### THE PROBLEM
All of the data should be reproduced word for word, though its pictures must be omitted.

### SUPPLIED RECORDS
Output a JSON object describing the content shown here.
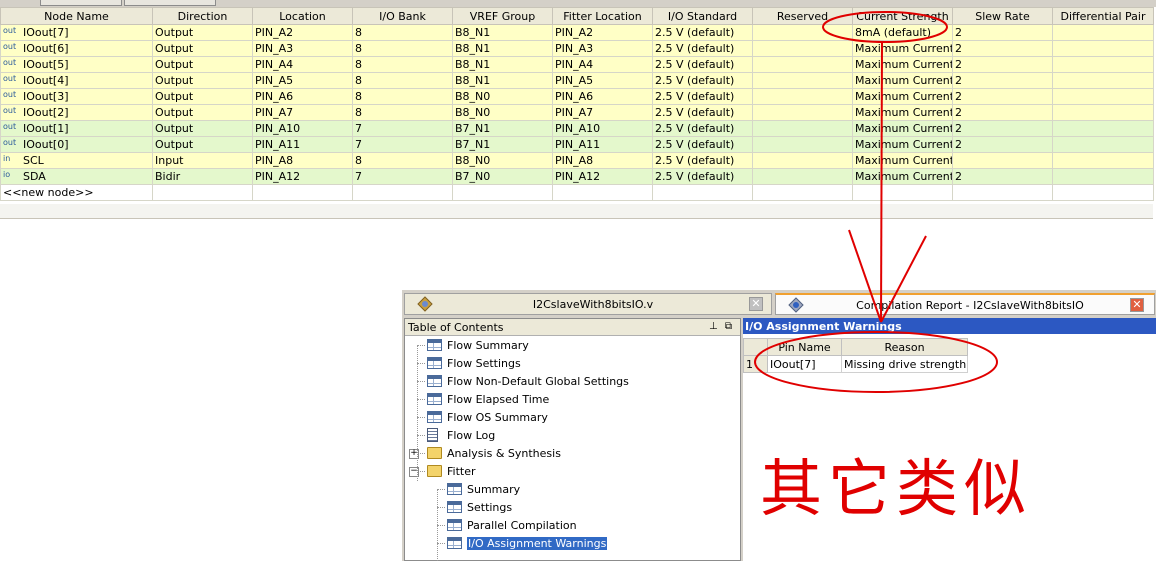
{
  "pin_table": {
    "columns": [
      "Node Name",
      "Direction",
      "Location",
      "I/O Bank",
      "VREF Group",
      "Fitter Location",
      "I/O Standard",
      "Reserved",
      "Current Strength",
      "Slew Rate",
      "Differential Pair"
    ],
    "rows": [
      {
        "icon": "out",
        "name": "IOout[7]",
        "direction": "Output",
        "location": "PIN_A2",
        "bank": "8",
        "vref": "B8_N1",
        "fitter": "PIN_A2",
        "standard": "2.5 V (default)",
        "reserved": "",
        "strength": "8mA (default)",
        "slew": "2",
        "diff": ""
      },
      {
        "icon": "out",
        "name": "IOout[6]",
        "direction": "Output",
        "location": "PIN_A3",
        "bank": "8",
        "vref": "B8_N1",
        "fitter": "PIN_A3",
        "standard": "2.5 V (default)",
        "reserved": "",
        "strength": "Maximum Current",
        "slew": "2",
        "diff": ""
      },
      {
        "icon": "out",
        "name": "IOout[5]",
        "direction": "Output",
        "location": "PIN_A4",
        "bank": "8",
        "vref": "B8_N1",
        "fitter": "PIN_A4",
        "standard": "2.5 V (default)",
        "reserved": "",
        "strength": "Maximum Current",
        "slew": "2",
        "diff": ""
      },
      {
        "icon": "out",
        "name": "IOout[4]",
        "direction": "Output",
        "location": "PIN_A5",
        "bank": "8",
        "vref": "B8_N1",
        "fitter": "PIN_A5",
        "standard": "2.5 V (default)",
        "reserved": "",
        "strength": "Maximum Current",
        "slew": "2",
        "diff": ""
      },
      {
        "icon": "out",
        "name": "IOout[3]",
        "direction": "Output",
        "location": "PIN_A6",
        "bank": "8",
        "vref": "B8_N0",
        "fitter": "PIN_A6",
        "standard": "2.5 V (default)",
        "reserved": "",
        "strength": "Maximum Current",
        "slew": "2",
        "diff": ""
      },
      {
        "icon": "out",
        "name": "IOout[2]",
        "direction": "Output",
        "location": "PIN_A7",
        "bank": "8",
        "vref": "B8_N0",
        "fitter": "PIN_A7",
        "standard": "2.5 V (default)",
        "reserved": "",
        "strength": "Maximum Current",
        "slew": "2",
        "diff": ""
      },
      {
        "icon": "out",
        "name": "IOout[1]",
        "direction": "Output",
        "location": "PIN_A10",
        "bank": "7",
        "vref": "B7_N1",
        "fitter": "PIN_A10",
        "standard": "2.5 V (default)",
        "reserved": "",
        "strength": "Maximum Current",
        "slew": "2",
        "diff": ""
      },
      {
        "icon": "out",
        "name": "IOout[0]",
        "direction": "Output",
        "location": "PIN_A11",
        "bank": "7",
        "vref": "B7_N1",
        "fitter": "PIN_A11",
        "standard": "2.5 V (default)",
        "reserved": "",
        "strength": "Maximum Current",
        "slew": "2",
        "diff": ""
      },
      {
        "icon": "in",
        "name": "SCL",
        "direction": "Input",
        "location": "PIN_A8",
        "bank": "8",
        "vref": "B8_N0",
        "fitter": "PIN_A8",
        "standard": "2.5 V (default)",
        "reserved": "",
        "strength": "Maximum Current",
        "slew": "",
        "diff": ""
      },
      {
        "icon": "io",
        "name": "SDA",
        "direction": "Bidir",
        "location": "PIN_A12",
        "bank": "7",
        "vref": "B7_N0",
        "fitter": "PIN_A12",
        "standard": "2.5 V (default)",
        "reserved": "",
        "strength": "Maximum Current",
        "slew": "2",
        "diff": ""
      }
    ],
    "new_node_label": "<<new node>>"
  },
  "tabs": {
    "file_tab": "I2CslaveWith8bitsIO.v",
    "report_tab": "Compilation Report - I2CslaveWith8bitsIO",
    "close_glyph": "✕"
  },
  "toc": {
    "title": "Table of Contents",
    "pin_buttons": "⊥ ⧉",
    "items": [
      "Flow Summary",
      "Flow Settings",
      "Flow Non-Default Global Settings",
      "Flow Elapsed Time",
      "Flow OS Summary",
      "Flow Log",
      "Analysis & Synthesis",
      "Fitter",
      "Summary",
      "Settings",
      "Parallel Compilation",
      "I/O Assignment Warnings"
    ],
    "expand_plus": "+",
    "expand_minus": "−"
  },
  "report": {
    "title": "I/O Assignment Warnings",
    "columns": [
      "Pin Name",
      "Reason"
    ],
    "rows": [
      {
        "num": "1",
        "pin": "IOout[7]",
        "reason": "Missing drive strength"
      }
    ]
  },
  "annotation": {
    "text": "其它类似",
    "color": "#e00000"
  },
  "icons": {
    "out": "out",
    "in": "in",
    "io": "io"
  }
}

### FINISHED EXERCISE
Output a JSON object describing the content shown here.
{
  "pin_table": {
    "columns": [
      "Node Name",
      "Direction",
      "Location",
      "I/O Bank",
      "VREF Group",
      "Fitter Location",
      "I/O Standard",
      "Reserved",
      "Current Strength",
      "Slew Rate",
      "Differential Pair"
    ],
    "rows": [
      {
        "icon": "out",
        "name": "IOout[7]",
        "direction": "Output",
        "location": "PIN_A2",
        "bank": "8",
        "vref": "B8_N1",
        "fitter": "PIN_A2",
        "standard": "2.5 V (default)",
        "reserved": "",
        "strength": "8mA (default)",
        "slew": "2",
        "diff": ""
      },
      {
        "icon": "out",
        "name": "IOout[6]",
        "direction": "Output",
        "location": "PIN_A3",
        "bank": "8",
        "vref": "B8_N1",
        "fitter": "PIN_A3",
        "standard": "2.5 V (default)",
        "reserved": "",
        "strength": "Maximum Current",
        "slew": "2",
        "diff": ""
      },
      {
        "icon": "out",
        "name": "IOout[5]",
        "direction": "Output",
        "location": "PIN_A4",
        "bank": "8",
        "vref": "B8_N1",
        "fitter": "PIN_A4",
        "standard": "2.5 V (default)",
        "reserved": "",
        "strength": "Maximum Current",
        "slew": "2",
        "diff": ""
      },
      {
        "icon": "out",
        "name": "IOout[4]",
        "direction": "Output",
        "location": "PIN_A5",
        "bank": "8",
        "vref": "B8_N1",
        "fitter": "PIN_A5",
        "standard": "2.5 V (default)",
        "reserved": "",
        "strength": "Maximum Current",
        "slew": "2",
        "diff": ""
      },
      {
        "icon": "out",
        "name": "IOout[3]",
        "direction": "Output",
        "location": "PIN_A6",
        "bank": "8",
        "vref": "B8_N0",
        "fitter": "PIN_A6",
        "standard": "2.5 V (default)",
        "reserved": "",
        "strength": "Maximum Current",
        "slew": "2",
        "diff": ""
      },
      {
        "icon": "out",
        "name": "IOout[2]",
        "direction": "Output",
        "location": "PIN_A7",
        "bank": "8",
        "vref": "B8_N0",
        "fitter": "PIN_A7",
        "standard": "2.5 V (default)",
        "reserved": "",
        "strength": "Maximum Current",
        "slew": "2",
        "diff": ""
      },
      {
        "icon": "out",
        "name": "IOout[1]",
        "direction": "Output",
        "location": "PIN_A10",
        "bank": "7",
        "vref": "B7_N1",
        "fitter": "PIN_A10",
        "standard": "2.5 V (default)",
        "reserved": "",
        "strength": "Maximum Current",
        "slew": "2",
        "diff": ""
      },
      {
        "icon": "out",
        "name": "IOout[0]",
        "direction": "Output",
        "location": "PIN_A11",
        "bank": "7",
        "vref": "B7_N1",
        "fitter": "PIN_A11",
        "standard": "2.5 V (default)",
        "reserved": "",
        "strength": "Maximum Current",
        "slew": "2",
        "diff": ""
      },
      {
        "icon": "in",
        "name": "SCL",
        "direction": "Input",
        "location": "PIN_A8",
        "bank": "8",
        "vref": "B8_N0",
        "fitter": "PIN_A8",
        "standard": "2.5 V (default)",
        "reserved": "",
        "strength": "Maximum Current",
        "slew": "",
        "diff": ""
      },
      {
        "icon": "io",
        "name": "SDA",
        "direction": "Bidir",
        "location": "PIN_A12",
        "bank": "7",
        "vref": "B7_N0",
        "fitter": "PIN_A12",
        "standard": "2.5 V (default)",
        "reserved": "",
        "strength": "Maximum Current",
        "slew": "2",
        "diff": ""
      }
    ],
    "new_node_label": "<<new node>>"
  },
  "tabs": {
    "file_tab": "I2CslaveWith8bitsIO.v",
    "report_tab": "Compilation Report - I2CslaveWith8bitsIO",
    "close_glyph": "✕"
  },
  "toc": {
    "title": "Table of Contents",
    "pin_buttons": "⊥ ⧉",
    "items": [
      "Flow Summary",
      "Flow Settings",
      "Flow Non-Default Global Settings",
      "Flow Elapsed Time",
      "Flow OS Summary",
      "Flow Log",
      "Analysis & Synthesis",
      "Fitter",
      "Summary",
      "Settings",
      "Parallel Compilation",
      "I/O Assignment Warnings"
    ],
    "expand_plus": "+",
    "expand_minus": "−"
  },
  "report": {
    "title": "I/O Assignment Warnings",
    "columns": [
      "Pin Name",
      "Reason"
    ],
    "rows": [
      {
        "num": "1",
        "pin": "IOout[7]",
        "reason": "Missing drive strength"
      }
    ]
  },
  "annotation": {
    "text": "其它类似",
    "color": "#e00000"
  },
  "icons": {
    "out": "out",
    "in": "in",
    "io": "io"
  }
}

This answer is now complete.